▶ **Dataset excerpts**
════════

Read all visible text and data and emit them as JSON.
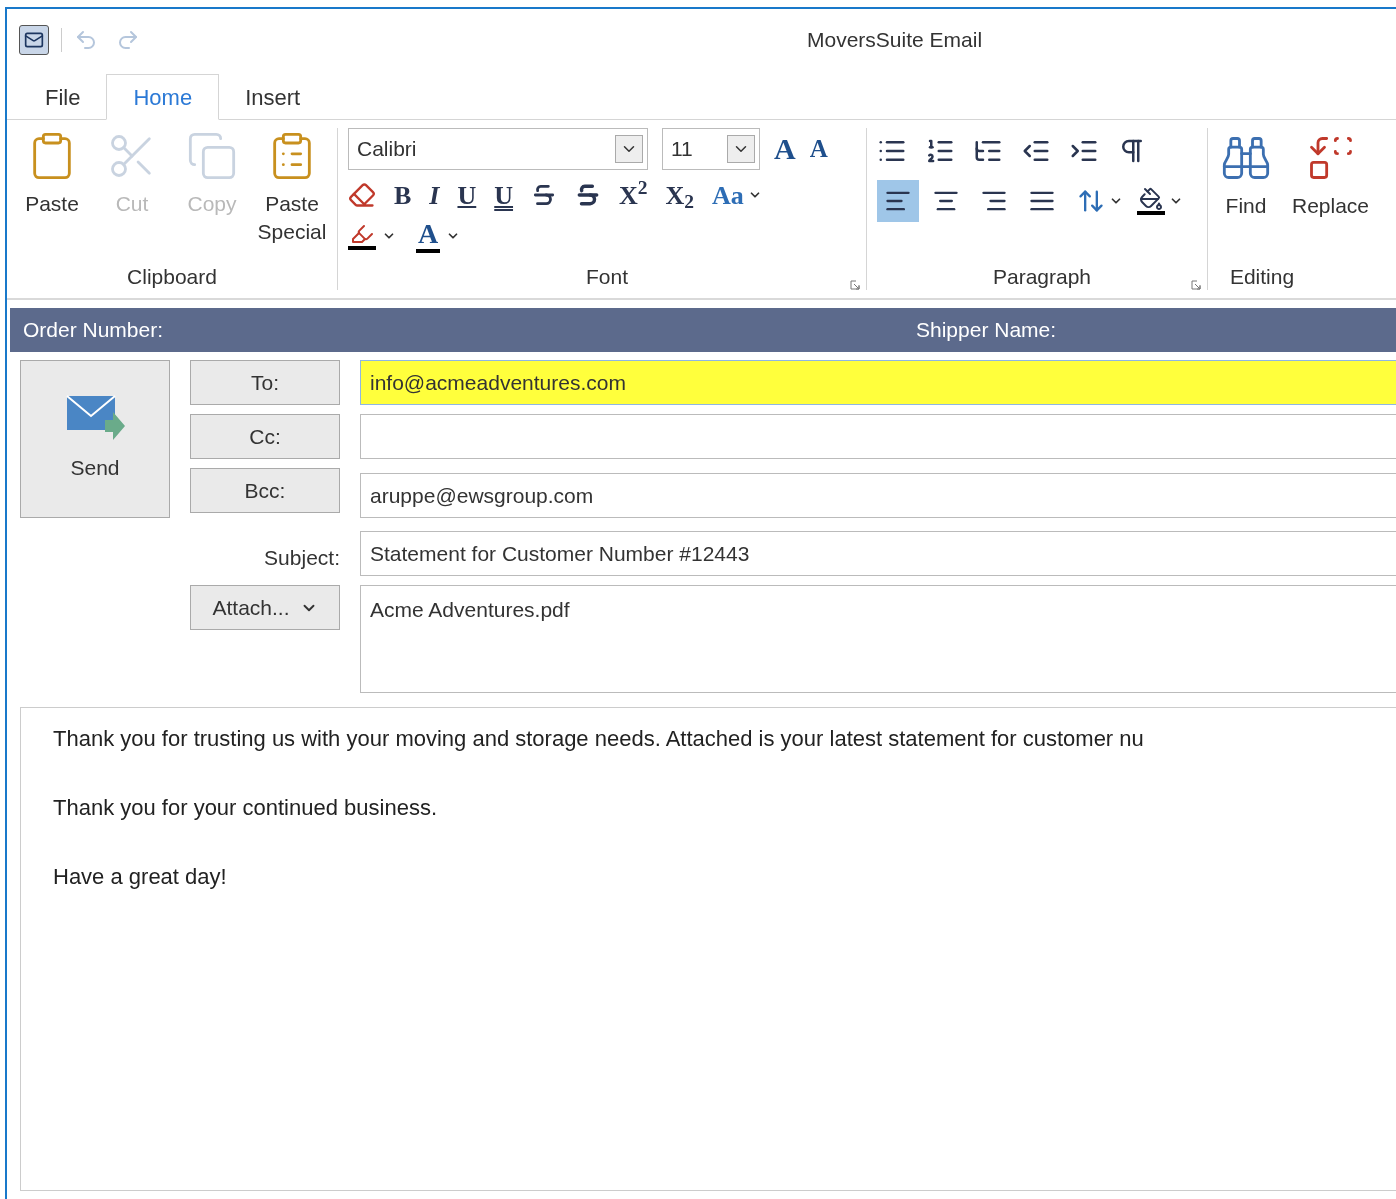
{
  "window": {
    "title": "MoversSuite Email"
  },
  "quick_access": [
    {
      "kind": "undo",
      "disabled": true
    },
    {
      "kind": "redo",
      "disabled": true
    }
  ],
  "tabs": [
    {
      "label": "File",
      "selected": false
    },
    {
      "label": "Home",
      "selected": true
    },
    {
      "label": "Insert",
      "selected": false
    }
  ],
  "ribbon": {
    "clipboard": {
      "label": "Clipboard",
      "buttons": [
        {
          "kind": "paste",
          "label": "Paste",
          "disabled": false
        },
        {
          "kind": "cut",
          "label": "Cut",
          "disabled": true
        },
        {
          "kind": "copy",
          "label": "Copy",
          "disabled": true
        },
        {
          "kind": "paste_special",
          "label": "Paste Special",
          "disabled": false
        }
      ]
    },
    "font": {
      "label": "Font",
      "font_name": "Calibri",
      "font_size": "11",
      "size_buttons": [
        {
          "kind": "grow",
          "text": "A"
        },
        {
          "kind": "shrink",
          "text": "A"
        }
      ],
      "format_buttons": [
        {
          "kind": "clear"
        },
        {
          "kind": "bold",
          "text": "B"
        },
        {
          "kind": "italic",
          "text": "I"
        },
        {
          "kind": "underline",
          "text": "U"
        },
        {
          "kind": "double_underline",
          "text": "U"
        },
        {
          "kind": "strike"
        },
        {
          "kind": "double_strike"
        },
        {
          "kind": "superscript",
          "text": "X$^{2}$"
        },
        {
          "kind": "subscript",
          "text": "X$_{2}$"
        },
        {
          "kind": "case",
          "text": "Aa"
        }
      ],
      "color_buttons": [
        {
          "kind": "highlight"
        },
        {
          "kind": "font_color",
          "text": "A"
        }
      ]
    },
    "paragraph": {
      "label": "Paragraph",
      "list_buttons": [
        {
          "kind": "bullets"
        },
        {
          "kind": "numbering"
        },
        {
          "kind": "multilevel"
        },
        {
          "kind": "outdent"
        },
        {
          "kind": "indent"
        },
        {
          "kind": "marks"
        }
      ],
      "align_buttons": [
        {
          "kind": "left",
          "selected": true
        },
        {
          "kind": "center",
          "selected": false
        },
        {
          "kind": "right",
          "selected": false
        },
        {
          "kind": "justify",
          "selected": false
        }
      ],
      "dropdown_buttons": [
        {
          "kind": "line_spacing"
        },
        {
          "kind": "shading"
        }
      ]
    },
    "editing": {
      "label": "Editing",
      "buttons": [
        {
          "kind": "find",
          "label": "Find"
        },
        {
          "kind": "replace",
          "label": "Replace"
        }
      ]
    }
  },
  "header": {
    "order_label": "Order Number:",
    "shipper_label": "Shipper Name:"
  },
  "send": {
    "label": "Send"
  },
  "fields": [
    {
      "kind": "button",
      "label": "To:",
      "value": "info@acmeadventures.com",
      "highlighted": true
    },
    {
      "kind": "button",
      "label": "Cc:",
      "highlighted": false
    },
    {
      "kind": "button",
      "label": "Bcc:",
      "value": "aruppe@ewsgroup.com",
      "highlighted": false
    },
    {
      "kind": "label",
      "label": "Subject:",
      "value": "Statement for Customer Number #12443",
      "highlighted": false
    },
    {
      "kind": "attach",
      "label": "Attach...",
      "value": "Acme Adventures.pdf",
      "highlighted": false
    }
  ],
  "body": {
    "paragraphs": [
      "Thank you for trusting us with your moving and storage needs. Attached is your latest statement for customer nu",
      "Thank you for your continued business.",
      "Have a great day!"
    ]
  }
}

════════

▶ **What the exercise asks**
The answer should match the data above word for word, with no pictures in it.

▶ **Result of this exercise**
Read all visible text and data and emit them as JSON.
{
  "window": {
    "title": "MoversSuite Email"
  },
  "quick_access": [
    {
      "kind": "undo",
      "disabled": true
    },
    {
      "kind": "redo",
      "disabled": true
    }
  ],
  "tabs": [
    {
      "label": "File",
      "selected": false
    },
    {
      "label": "Home",
      "selected": true
    },
    {
      "label": "Insert",
      "selected": false
    }
  ],
  "ribbon": {
    "clipboard": {
      "label": "Clipboard",
      "buttons": [
        {
          "kind": "paste",
          "label": "Paste",
          "disabled": false
        },
        {
          "kind": "cut",
          "label": "Cut",
          "disabled": true
        },
        {
          "kind": "copy",
          "label": "Copy",
          "disabled": true
        },
        {
          "kind": "paste_special",
          "label": "Paste Special",
          "disabled": false
        }
      ]
    },
    "font": {
      "label": "Font",
      "font_name": "Calibri",
      "font_size": "11",
      "size_buttons": [
        {
          "kind": "grow",
          "text": "A"
        },
        {
          "kind": "shrink",
          "text": "A"
        }
      ],
      "format_buttons": [
        {
          "kind": "clear"
        },
        {
          "kind": "bold",
          "text": "B"
        },
        {
          "kind": "italic",
          "text": "I"
        },
        {
          "kind": "underline",
          "text": "U"
        },
        {
          "kind": "double_underline",
          "text": "U"
        },
        {
          "kind": "strike"
        },
        {
          "kind": "double_strike"
        },
        {
          "kind": "superscript",
          "text": "X$^{2}$"
        },
        {
          "kind": "subscript",
          "text": "X$_{2}$"
        },
        {
          "kind": "case",
          "text": "Aa"
        }
      ],
      "color_buttons": [
        {
          "kind": "highlight"
        },
        {
          "kind": "font_color",
          "text": "A"
        }
      ]
    },
    "paragraph": {
      "label": "Paragraph",
      "list_buttons": [
        {
          "kind": "bullets"
        },
        {
          "kind": "numbering"
        },
        {
          "kind": "multilevel"
        },
        {
          "kind": "outdent"
        },
        {
          "kind": "indent"
        },
        {
          "kind": "marks"
        }
      ],
      "align_buttons": [
        {
          "kind": "left",
          "selected": true
        },
        {
          "kind": "center",
          "selected": false
        },
        {
          "kind": "right",
          "selected": false
        },
        {
          "kind": "justify",
          "selected": false
        }
      ],
      "dropdown_buttons": [
        {
          "kind": "line_spacing"
        },
        {
          "kind": "shading"
        }
      ]
    },
    "editing": {
      "label": "Editing",
      "buttons": [
        {
          "kind": "find",
          "label": "Find"
        },
        {
          "kind": "replace",
          "label": "Replace"
        }
      ]
    }
  },
  "header": {
    "order_label": "Order Number:",
    "shipper_label": "Shipper Name:"
  },
  "send": {
    "label": "Send"
  },
  "fields": [
    {
      "kind": "button",
      "label": "To:",
      "value": "info@acmeadventures.com",
      "highlighted": true
    },
    {
      "kind": "button",
      "label": "Cc:",
      "highlighted": false
    },
    {
      "kind": "button",
      "label": "Bcc:",
      "value": "aruppe@ewsgroup.com",
      "highlighted": false
    },
    {
      "kind": "label",
      "label": "Subject:",
      "value": "Statement for Customer Number #12443",
      "highlighted": false
    },
    {
      "kind": "attach",
      "label": "Attach...",
      "value": "Acme Adventures.pdf",
      "highlighted": false
    }
  ],
  "body": {
    "paragraphs": [
      "Thank you for trusting us with your moving and storage needs. Attached is your latest statement for customer nu",
      "Thank you for your continued business.",
      "Have a great day!"
    ]
  }
}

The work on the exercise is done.